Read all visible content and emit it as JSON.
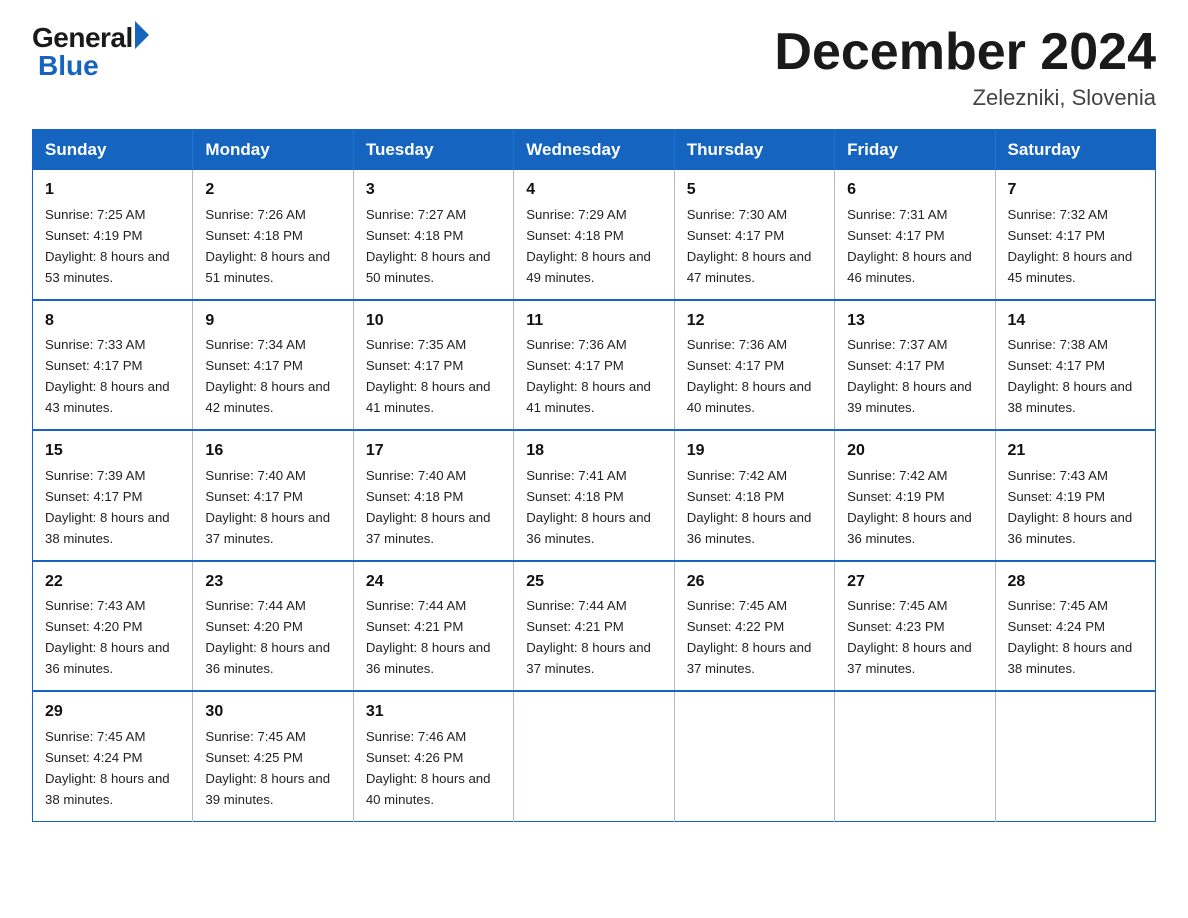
{
  "logo": {
    "text_general": "General",
    "text_blue": "Blue"
  },
  "title": "December 2024",
  "location": "Zelezniki, Slovenia",
  "days_of_week": [
    "Sunday",
    "Monday",
    "Tuesday",
    "Wednesday",
    "Thursday",
    "Friday",
    "Saturday"
  ],
  "weeks": [
    [
      {
        "day": "1",
        "sunrise": "7:25 AM",
        "sunset": "4:19 PM",
        "daylight": "8 hours and 53 minutes."
      },
      {
        "day": "2",
        "sunrise": "7:26 AM",
        "sunset": "4:18 PM",
        "daylight": "8 hours and 51 minutes."
      },
      {
        "day": "3",
        "sunrise": "7:27 AM",
        "sunset": "4:18 PM",
        "daylight": "8 hours and 50 minutes."
      },
      {
        "day": "4",
        "sunrise": "7:29 AM",
        "sunset": "4:18 PM",
        "daylight": "8 hours and 49 minutes."
      },
      {
        "day": "5",
        "sunrise": "7:30 AM",
        "sunset": "4:17 PM",
        "daylight": "8 hours and 47 minutes."
      },
      {
        "day": "6",
        "sunrise": "7:31 AM",
        "sunset": "4:17 PM",
        "daylight": "8 hours and 46 minutes."
      },
      {
        "day": "7",
        "sunrise": "7:32 AM",
        "sunset": "4:17 PM",
        "daylight": "8 hours and 45 minutes."
      }
    ],
    [
      {
        "day": "8",
        "sunrise": "7:33 AM",
        "sunset": "4:17 PM",
        "daylight": "8 hours and 43 minutes."
      },
      {
        "day": "9",
        "sunrise": "7:34 AM",
        "sunset": "4:17 PM",
        "daylight": "8 hours and 42 minutes."
      },
      {
        "day": "10",
        "sunrise": "7:35 AM",
        "sunset": "4:17 PM",
        "daylight": "8 hours and 41 minutes."
      },
      {
        "day": "11",
        "sunrise": "7:36 AM",
        "sunset": "4:17 PM",
        "daylight": "8 hours and 41 minutes."
      },
      {
        "day": "12",
        "sunrise": "7:36 AM",
        "sunset": "4:17 PM",
        "daylight": "8 hours and 40 minutes."
      },
      {
        "day": "13",
        "sunrise": "7:37 AM",
        "sunset": "4:17 PM",
        "daylight": "8 hours and 39 minutes."
      },
      {
        "day": "14",
        "sunrise": "7:38 AM",
        "sunset": "4:17 PM",
        "daylight": "8 hours and 38 minutes."
      }
    ],
    [
      {
        "day": "15",
        "sunrise": "7:39 AM",
        "sunset": "4:17 PM",
        "daylight": "8 hours and 38 minutes."
      },
      {
        "day": "16",
        "sunrise": "7:40 AM",
        "sunset": "4:17 PM",
        "daylight": "8 hours and 37 minutes."
      },
      {
        "day": "17",
        "sunrise": "7:40 AM",
        "sunset": "4:18 PM",
        "daylight": "8 hours and 37 minutes."
      },
      {
        "day": "18",
        "sunrise": "7:41 AM",
        "sunset": "4:18 PM",
        "daylight": "8 hours and 36 minutes."
      },
      {
        "day": "19",
        "sunrise": "7:42 AM",
        "sunset": "4:18 PM",
        "daylight": "8 hours and 36 minutes."
      },
      {
        "day": "20",
        "sunrise": "7:42 AM",
        "sunset": "4:19 PM",
        "daylight": "8 hours and 36 minutes."
      },
      {
        "day": "21",
        "sunrise": "7:43 AM",
        "sunset": "4:19 PM",
        "daylight": "8 hours and 36 minutes."
      }
    ],
    [
      {
        "day": "22",
        "sunrise": "7:43 AM",
        "sunset": "4:20 PM",
        "daylight": "8 hours and 36 minutes."
      },
      {
        "day": "23",
        "sunrise": "7:44 AM",
        "sunset": "4:20 PM",
        "daylight": "8 hours and 36 minutes."
      },
      {
        "day": "24",
        "sunrise": "7:44 AM",
        "sunset": "4:21 PM",
        "daylight": "8 hours and 36 minutes."
      },
      {
        "day": "25",
        "sunrise": "7:44 AM",
        "sunset": "4:21 PM",
        "daylight": "8 hours and 37 minutes."
      },
      {
        "day": "26",
        "sunrise": "7:45 AM",
        "sunset": "4:22 PM",
        "daylight": "8 hours and 37 minutes."
      },
      {
        "day": "27",
        "sunrise": "7:45 AM",
        "sunset": "4:23 PM",
        "daylight": "8 hours and 37 minutes."
      },
      {
        "day": "28",
        "sunrise": "7:45 AM",
        "sunset": "4:24 PM",
        "daylight": "8 hours and 38 minutes."
      }
    ],
    [
      {
        "day": "29",
        "sunrise": "7:45 AM",
        "sunset": "4:24 PM",
        "daylight": "8 hours and 38 minutes."
      },
      {
        "day": "30",
        "sunrise": "7:45 AM",
        "sunset": "4:25 PM",
        "daylight": "8 hours and 39 minutes."
      },
      {
        "day": "31",
        "sunrise": "7:46 AM",
        "sunset": "4:26 PM",
        "daylight": "8 hours and 40 minutes."
      },
      null,
      null,
      null,
      null
    ]
  ]
}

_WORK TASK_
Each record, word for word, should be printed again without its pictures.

_FINAL ANSWER_
Read all visible content and emit it as JSON.
{
  "logo": {
    "text_general": "General",
    "text_blue": "Blue"
  },
  "title": "December 2024",
  "location": "Zelezniki, Slovenia",
  "days_of_week": [
    "Sunday",
    "Monday",
    "Tuesday",
    "Wednesday",
    "Thursday",
    "Friday",
    "Saturday"
  ],
  "weeks": [
    [
      {
        "day": "1",
        "sunrise": "7:25 AM",
        "sunset": "4:19 PM",
        "daylight": "8 hours and 53 minutes."
      },
      {
        "day": "2",
        "sunrise": "7:26 AM",
        "sunset": "4:18 PM",
        "daylight": "8 hours and 51 minutes."
      },
      {
        "day": "3",
        "sunrise": "7:27 AM",
        "sunset": "4:18 PM",
        "daylight": "8 hours and 50 minutes."
      },
      {
        "day": "4",
        "sunrise": "7:29 AM",
        "sunset": "4:18 PM",
        "daylight": "8 hours and 49 minutes."
      },
      {
        "day": "5",
        "sunrise": "7:30 AM",
        "sunset": "4:17 PM",
        "daylight": "8 hours and 47 minutes."
      },
      {
        "day": "6",
        "sunrise": "7:31 AM",
        "sunset": "4:17 PM",
        "daylight": "8 hours and 46 minutes."
      },
      {
        "day": "7",
        "sunrise": "7:32 AM",
        "sunset": "4:17 PM",
        "daylight": "8 hours and 45 minutes."
      }
    ],
    [
      {
        "day": "8",
        "sunrise": "7:33 AM",
        "sunset": "4:17 PM",
        "daylight": "8 hours and 43 minutes."
      },
      {
        "day": "9",
        "sunrise": "7:34 AM",
        "sunset": "4:17 PM",
        "daylight": "8 hours and 42 minutes."
      },
      {
        "day": "10",
        "sunrise": "7:35 AM",
        "sunset": "4:17 PM",
        "daylight": "8 hours and 41 minutes."
      },
      {
        "day": "11",
        "sunrise": "7:36 AM",
        "sunset": "4:17 PM",
        "daylight": "8 hours and 41 minutes."
      },
      {
        "day": "12",
        "sunrise": "7:36 AM",
        "sunset": "4:17 PM",
        "daylight": "8 hours and 40 minutes."
      },
      {
        "day": "13",
        "sunrise": "7:37 AM",
        "sunset": "4:17 PM",
        "daylight": "8 hours and 39 minutes."
      },
      {
        "day": "14",
        "sunrise": "7:38 AM",
        "sunset": "4:17 PM",
        "daylight": "8 hours and 38 minutes."
      }
    ],
    [
      {
        "day": "15",
        "sunrise": "7:39 AM",
        "sunset": "4:17 PM",
        "daylight": "8 hours and 38 minutes."
      },
      {
        "day": "16",
        "sunrise": "7:40 AM",
        "sunset": "4:17 PM",
        "daylight": "8 hours and 37 minutes."
      },
      {
        "day": "17",
        "sunrise": "7:40 AM",
        "sunset": "4:18 PM",
        "daylight": "8 hours and 37 minutes."
      },
      {
        "day": "18",
        "sunrise": "7:41 AM",
        "sunset": "4:18 PM",
        "daylight": "8 hours and 36 minutes."
      },
      {
        "day": "19",
        "sunrise": "7:42 AM",
        "sunset": "4:18 PM",
        "daylight": "8 hours and 36 minutes."
      },
      {
        "day": "20",
        "sunrise": "7:42 AM",
        "sunset": "4:19 PM",
        "daylight": "8 hours and 36 minutes."
      },
      {
        "day": "21",
        "sunrise": "7:43 AM",
        "sunset": "4:19 PM",
        "daylight": "8 hours and 36 minutes."
      }
    ],
    [
      {
        "day": "22",
        "sunrise": "7:43 AM",
        "sunset": "4:20 PM",
        "daylight": "8 hours and 36 minutes."
      },
      {
        "day": "23",
        "sunrise": "7:44 AM",
        "sunset": "4:20 PM",
        "daylight": "8 hours and 36 minutes."
      },
      {
        "day": "24",
        "sunrise": "7:44 AM",
        "sunset": "4:21 PM",
        "daylight": "8 hours and 36 minutes."
      },
      {
        "day": "25",
        "sunrise": "7:44 AM",
        "sunset": "4:21 PM",
        "daylight": "8 hours and 37 minutes."
      },
      {
        "day": "26",
        "sunrise": "7:45 AM",
        "sunset": "4:22 PM",
        "daylight": "8 hours and 37 minutes."
      },
      {
        "day": "27",
        "sunrise": "7:45 AM",
        "sunset": "4:23 PM",
        "daylight": "8 hours and 37 minutes."
      },
      {
        "day": "28",
        "sunrise": "7:45 AM",
        "sunset": "4:24 PM",
        "daylight": "8 hours and 38 minutes."
      }
    ],
    [
      {
        "day": "29",
        "sunrise": "7:45 AM",
        "sunset": "4:24 PM",
        "daylight": "8 hours and 38 minutes."
      },
      {
        "day": "30",
        "sunrise": "7:45 AM",
        "sunset": "4:25 PM",
        "daylight": "8 hours and 39 minutes."
      },
      {
        "day": "31",
        "sunrise": "7:46 AM",
        "sunset": "4:26 PM",
        "daylight": "8 hours and 40 minutes."
      },
      null,
      null,
      null,
      null
    ]
  ]
}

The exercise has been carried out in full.